It has been a virtual mantra of U.S. policy for decades that we do not negotiate with terrorists and never never pay ransoms. That is why a new report is so startling even though it has received relatively little attention. The Pentagon reportedly gave an unspecified but large amount of money to an Afghan for the release of Army Sgt. Bowe Bergdahl and then found out the money and the Afghan disappeared without a trace. The Pentagon is denying that it tried to pay a ransom for Bergdahl.
Archive for the ‘Military’ Category
We have previously discussed how filmmakers are releasing fake videos such as the recent profiling video out of New York — a practice that is not only dishonest but highly counterproductive for groups seeking to address such abuses.

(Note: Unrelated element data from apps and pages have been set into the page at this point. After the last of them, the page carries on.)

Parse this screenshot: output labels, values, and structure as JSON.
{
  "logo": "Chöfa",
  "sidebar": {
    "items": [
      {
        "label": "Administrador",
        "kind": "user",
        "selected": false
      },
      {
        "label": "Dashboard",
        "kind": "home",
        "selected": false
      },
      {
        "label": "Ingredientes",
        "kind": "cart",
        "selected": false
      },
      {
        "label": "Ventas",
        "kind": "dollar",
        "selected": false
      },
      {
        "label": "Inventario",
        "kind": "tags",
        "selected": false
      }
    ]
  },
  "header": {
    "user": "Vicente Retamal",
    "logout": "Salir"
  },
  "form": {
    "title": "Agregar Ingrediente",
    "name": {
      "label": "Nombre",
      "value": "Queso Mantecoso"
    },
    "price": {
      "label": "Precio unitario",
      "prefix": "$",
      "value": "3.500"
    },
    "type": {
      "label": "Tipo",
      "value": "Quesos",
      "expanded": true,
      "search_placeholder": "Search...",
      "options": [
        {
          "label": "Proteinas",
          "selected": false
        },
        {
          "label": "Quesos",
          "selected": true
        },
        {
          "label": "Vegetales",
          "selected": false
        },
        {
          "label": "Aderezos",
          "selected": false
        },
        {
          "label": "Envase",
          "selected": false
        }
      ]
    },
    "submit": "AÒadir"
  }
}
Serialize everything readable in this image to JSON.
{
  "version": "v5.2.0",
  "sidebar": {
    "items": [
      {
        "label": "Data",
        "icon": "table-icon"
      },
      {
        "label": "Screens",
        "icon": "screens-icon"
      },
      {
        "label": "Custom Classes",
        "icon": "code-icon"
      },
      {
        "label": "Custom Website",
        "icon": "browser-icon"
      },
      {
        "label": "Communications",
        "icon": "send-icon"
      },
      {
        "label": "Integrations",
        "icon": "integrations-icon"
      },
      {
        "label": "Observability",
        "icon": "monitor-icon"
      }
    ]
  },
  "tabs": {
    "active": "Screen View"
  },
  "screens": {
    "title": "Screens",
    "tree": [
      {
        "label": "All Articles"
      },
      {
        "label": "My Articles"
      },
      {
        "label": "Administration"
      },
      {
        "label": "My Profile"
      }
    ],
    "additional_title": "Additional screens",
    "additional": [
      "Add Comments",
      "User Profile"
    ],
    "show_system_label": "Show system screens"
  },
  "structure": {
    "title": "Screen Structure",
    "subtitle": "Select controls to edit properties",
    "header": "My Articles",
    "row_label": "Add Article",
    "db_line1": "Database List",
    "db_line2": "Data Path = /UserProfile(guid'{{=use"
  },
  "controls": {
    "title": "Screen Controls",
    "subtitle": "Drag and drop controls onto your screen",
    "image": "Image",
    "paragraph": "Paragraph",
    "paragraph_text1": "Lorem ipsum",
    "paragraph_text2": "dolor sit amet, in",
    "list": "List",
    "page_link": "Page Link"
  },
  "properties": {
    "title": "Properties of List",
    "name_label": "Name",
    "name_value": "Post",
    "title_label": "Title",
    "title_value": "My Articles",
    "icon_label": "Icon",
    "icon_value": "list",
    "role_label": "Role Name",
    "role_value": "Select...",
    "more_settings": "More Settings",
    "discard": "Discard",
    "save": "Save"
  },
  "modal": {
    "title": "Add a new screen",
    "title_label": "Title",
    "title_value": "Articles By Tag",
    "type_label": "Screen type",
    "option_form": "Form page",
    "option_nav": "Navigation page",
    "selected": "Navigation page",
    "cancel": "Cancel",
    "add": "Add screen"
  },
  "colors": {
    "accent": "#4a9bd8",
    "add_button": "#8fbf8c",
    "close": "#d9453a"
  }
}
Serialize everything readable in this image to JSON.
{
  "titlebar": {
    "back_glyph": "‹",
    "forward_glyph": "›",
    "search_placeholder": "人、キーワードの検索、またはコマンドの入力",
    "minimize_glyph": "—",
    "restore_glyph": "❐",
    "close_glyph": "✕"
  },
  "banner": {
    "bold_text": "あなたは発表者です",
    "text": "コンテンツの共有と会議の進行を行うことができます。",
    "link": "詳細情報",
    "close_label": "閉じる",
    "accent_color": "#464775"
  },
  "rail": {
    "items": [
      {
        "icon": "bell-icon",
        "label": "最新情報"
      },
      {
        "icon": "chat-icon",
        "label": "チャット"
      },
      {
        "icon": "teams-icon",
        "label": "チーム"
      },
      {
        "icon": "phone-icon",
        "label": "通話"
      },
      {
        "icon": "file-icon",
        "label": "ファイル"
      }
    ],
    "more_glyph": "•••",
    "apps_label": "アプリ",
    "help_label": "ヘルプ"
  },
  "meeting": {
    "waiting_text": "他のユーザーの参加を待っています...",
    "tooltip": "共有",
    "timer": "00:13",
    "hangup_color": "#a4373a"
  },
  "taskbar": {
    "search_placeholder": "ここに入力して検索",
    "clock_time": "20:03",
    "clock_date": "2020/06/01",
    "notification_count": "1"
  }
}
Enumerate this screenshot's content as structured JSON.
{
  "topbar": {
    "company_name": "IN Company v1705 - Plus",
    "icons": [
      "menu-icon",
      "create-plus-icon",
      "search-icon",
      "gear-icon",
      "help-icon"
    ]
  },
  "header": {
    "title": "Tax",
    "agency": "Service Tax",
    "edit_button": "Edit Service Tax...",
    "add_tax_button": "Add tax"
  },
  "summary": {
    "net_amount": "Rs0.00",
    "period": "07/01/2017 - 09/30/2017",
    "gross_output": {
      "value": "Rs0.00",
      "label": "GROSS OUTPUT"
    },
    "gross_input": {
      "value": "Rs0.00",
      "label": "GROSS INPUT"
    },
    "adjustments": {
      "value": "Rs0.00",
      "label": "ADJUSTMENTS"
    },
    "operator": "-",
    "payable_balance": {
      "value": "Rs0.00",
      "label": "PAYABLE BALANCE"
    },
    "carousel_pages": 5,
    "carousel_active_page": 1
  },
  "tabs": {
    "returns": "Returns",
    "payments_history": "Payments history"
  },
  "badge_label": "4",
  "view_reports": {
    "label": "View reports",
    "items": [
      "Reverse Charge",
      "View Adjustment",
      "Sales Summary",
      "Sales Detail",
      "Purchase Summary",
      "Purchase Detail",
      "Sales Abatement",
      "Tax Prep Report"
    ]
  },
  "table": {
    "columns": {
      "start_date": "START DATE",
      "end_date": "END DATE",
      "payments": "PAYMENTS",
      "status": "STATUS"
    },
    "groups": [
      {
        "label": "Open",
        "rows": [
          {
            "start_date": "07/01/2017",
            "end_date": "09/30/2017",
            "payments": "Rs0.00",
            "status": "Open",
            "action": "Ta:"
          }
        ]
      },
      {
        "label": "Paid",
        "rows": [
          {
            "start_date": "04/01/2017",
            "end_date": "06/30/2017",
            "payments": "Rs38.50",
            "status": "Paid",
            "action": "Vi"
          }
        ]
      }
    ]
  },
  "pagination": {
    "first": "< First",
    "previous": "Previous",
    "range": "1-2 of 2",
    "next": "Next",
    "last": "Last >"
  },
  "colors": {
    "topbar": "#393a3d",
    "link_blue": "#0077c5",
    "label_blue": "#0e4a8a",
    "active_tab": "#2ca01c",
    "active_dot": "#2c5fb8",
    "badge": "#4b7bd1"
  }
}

Now it appears that a moving video of a Syrian boy heroically rescuing a little girl under fire is a fake, but director Lars Klevberg, 34, is heralding his hoax as a wonderful success and is entirely unapologetic for misleading millions of people.
We previously discussed how the White House opened admitted that it was delayed the increasingly unpopular immigration plan until after the election. Now it appears that another radioactive issue is being slow marched until after the election. The Army has completed its investigation into Sgt. Bowe Bergdahl’s disappearance from his base in Afghanistan five years ago. However, Pentagon sources have said that any release will have to come after the election and there is no guarantee that the findings will be made public.
We have been discussing the trillions of dollars spent on Iraq and Afghanistan while we cut environmental, scientific, and educational programs on the state and federal levels. Now, we are only a couple of weeks into the newest war against Islamic State but we have already spent an estimated $1.1 billion. Of course, President Obama has stated that he does not require any congressional approval for the war, which has been described by his Administration as having an indefinite duration. In the meantime, our latest war has been a bonanza for weapons manufacturers, including a $251 million deal to buy more Tomahawks from Raytheon Co after we unloaded on the Islamic State.
There is an interesting dimension to the ongoing circumvention of the Constitution over our latest undeclared war. While some Administration officials are finally calling our attacks in Syria as a “war,” the discomfort over defining this indefinite campaign has led to equal discomfort over naming it. After two months of airstrikes and statements that the campaign will likely go on for years, the Administration still have not named this war. The choice would now seem obvious: Operation Voldemort, the war which must not be named.
While the outgoing Afghan President continues to denounce the United States and praise China and Iran, the Obama Administration has been pressuring Afghanis to allow it to keep roughly 10,000 troops in the country with the obvious commitment to spend billions and billions more on the war. The agreement has now bee signed. This is being heralded as a long-awaited success for the Administration – a curious achievement for those who want us out of the country and money spent on badly needed domestic programs of education, science, and infrastructure.
Iraqi pilots are rechecking their coordinate calculations after they mistakenly dropped food, water and ammunition to Islamic State militants rather than besieged Iraqi forces fighting the militants. It is the latest blunder by a military that, despite billions and billions in U.S. training and equipment, continues to face regular desertions and defeats in the field.